Updated: Next-gen biofuel company KiOR, an important company for Khosla Ventures, announced in its earnings report on Tuesday that it will start up its factory in Columbus, Mississippi next month, and by the fourth quarter of this year will start churning out its diesel and gasoline, made from biomass (wood chips, plant waste, etc).
The news caused the company’s stock to jump up temporarily. In morning trading KiOR bounced up to $9 per share, and is now falling back down closer to $7.50 — $7.50 is about half of the price of KiOR’s stock at its IPO debut at $15 in June 2011.
KiOR started building the Columbus facility in the first quarter of 2011. KiOR also has plans for a larger commercial production facility in
Newton Natchez, Mississippi (KiOR recently switched this plant from Newton to Natchez).
Scaling up these two plans is really capital intensive, particularly because the company has no revenues coming in. KiOR reported a net loss of $22.97 million for the second quarter, on no revenues.
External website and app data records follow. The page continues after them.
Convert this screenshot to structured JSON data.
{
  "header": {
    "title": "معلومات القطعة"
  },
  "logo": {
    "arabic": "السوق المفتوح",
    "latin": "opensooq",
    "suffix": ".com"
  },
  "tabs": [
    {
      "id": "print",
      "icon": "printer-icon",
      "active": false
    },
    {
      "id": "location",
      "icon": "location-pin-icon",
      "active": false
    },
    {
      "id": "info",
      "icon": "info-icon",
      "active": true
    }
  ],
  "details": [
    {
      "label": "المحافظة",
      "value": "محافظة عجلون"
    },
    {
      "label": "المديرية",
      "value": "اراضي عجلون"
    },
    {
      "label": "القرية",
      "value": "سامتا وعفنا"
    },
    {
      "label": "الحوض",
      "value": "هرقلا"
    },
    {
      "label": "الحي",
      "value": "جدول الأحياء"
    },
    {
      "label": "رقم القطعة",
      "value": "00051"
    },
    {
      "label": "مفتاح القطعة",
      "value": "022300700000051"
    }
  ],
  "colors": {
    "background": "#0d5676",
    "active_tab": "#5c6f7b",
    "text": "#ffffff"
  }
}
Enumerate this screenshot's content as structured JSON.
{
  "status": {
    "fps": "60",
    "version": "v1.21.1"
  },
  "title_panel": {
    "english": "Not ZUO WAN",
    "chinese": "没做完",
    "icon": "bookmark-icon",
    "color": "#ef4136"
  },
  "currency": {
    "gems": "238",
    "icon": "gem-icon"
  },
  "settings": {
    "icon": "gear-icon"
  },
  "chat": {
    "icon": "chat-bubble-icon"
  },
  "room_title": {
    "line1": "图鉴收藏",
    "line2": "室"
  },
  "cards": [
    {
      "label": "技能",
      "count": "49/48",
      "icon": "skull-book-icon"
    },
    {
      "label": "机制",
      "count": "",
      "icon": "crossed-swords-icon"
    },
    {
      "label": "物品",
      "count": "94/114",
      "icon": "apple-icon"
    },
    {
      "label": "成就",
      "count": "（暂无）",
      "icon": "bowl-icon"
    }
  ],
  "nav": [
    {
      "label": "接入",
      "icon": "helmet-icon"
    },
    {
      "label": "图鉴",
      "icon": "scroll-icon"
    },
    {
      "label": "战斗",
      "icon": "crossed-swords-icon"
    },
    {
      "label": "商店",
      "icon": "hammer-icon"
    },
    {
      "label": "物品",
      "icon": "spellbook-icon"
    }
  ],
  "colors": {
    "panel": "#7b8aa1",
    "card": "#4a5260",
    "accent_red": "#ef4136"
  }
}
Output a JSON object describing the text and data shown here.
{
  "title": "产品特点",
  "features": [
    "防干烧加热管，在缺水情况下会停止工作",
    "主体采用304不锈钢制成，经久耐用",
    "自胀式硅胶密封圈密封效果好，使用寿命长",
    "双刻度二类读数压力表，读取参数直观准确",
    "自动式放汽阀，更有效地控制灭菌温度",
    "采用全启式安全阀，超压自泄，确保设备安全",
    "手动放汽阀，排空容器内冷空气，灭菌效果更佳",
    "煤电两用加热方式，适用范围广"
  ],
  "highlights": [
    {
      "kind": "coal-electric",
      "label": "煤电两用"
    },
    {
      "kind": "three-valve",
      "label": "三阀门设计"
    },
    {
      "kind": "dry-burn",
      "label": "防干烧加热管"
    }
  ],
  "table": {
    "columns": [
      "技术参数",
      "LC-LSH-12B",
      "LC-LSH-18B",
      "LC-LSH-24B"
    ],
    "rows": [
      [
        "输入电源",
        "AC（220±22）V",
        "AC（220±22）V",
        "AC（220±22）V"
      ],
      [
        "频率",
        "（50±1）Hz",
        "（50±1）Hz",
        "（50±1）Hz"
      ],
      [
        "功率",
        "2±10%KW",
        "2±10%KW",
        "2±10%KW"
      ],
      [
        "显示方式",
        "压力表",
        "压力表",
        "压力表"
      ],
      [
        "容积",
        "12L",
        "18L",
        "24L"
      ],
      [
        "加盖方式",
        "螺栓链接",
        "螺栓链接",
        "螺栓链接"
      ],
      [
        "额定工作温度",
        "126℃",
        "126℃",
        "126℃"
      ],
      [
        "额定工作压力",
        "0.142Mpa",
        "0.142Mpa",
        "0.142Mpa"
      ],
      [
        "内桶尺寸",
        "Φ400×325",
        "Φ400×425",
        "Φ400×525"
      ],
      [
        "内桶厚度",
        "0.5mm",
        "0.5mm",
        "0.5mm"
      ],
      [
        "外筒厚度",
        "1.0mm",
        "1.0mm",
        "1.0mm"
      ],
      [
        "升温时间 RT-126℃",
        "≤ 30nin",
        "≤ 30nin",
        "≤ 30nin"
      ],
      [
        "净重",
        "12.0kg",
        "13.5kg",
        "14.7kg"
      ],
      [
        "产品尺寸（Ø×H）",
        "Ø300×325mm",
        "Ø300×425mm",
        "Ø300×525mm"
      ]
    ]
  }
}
In January KiOR announced it’d raised a $75 million loan from existing investors Alberta Investment Management, a fund that manages billions on behalf of the province of Alberta, Canada, and Khosla Ventures.
KiOR is slowly attempting to cross what investors and entrepreneurs call “the Valley of death.” Basically when a company tries to scale up a technology that looks good but isn’t yet being produced at a commercial scale. The risks are high, but if the company can achieve what it’s promised, it could make its shareholders Khosla Ventures, Artis Capital and Alberta Investment Management very wealthy. If it works.
Check out my (long) essay on KiOR here: The perils of cleantech investing: KiOR & the long term high risk view.
I’ll listen to the playback of the earnings call shortly, and update this if need be.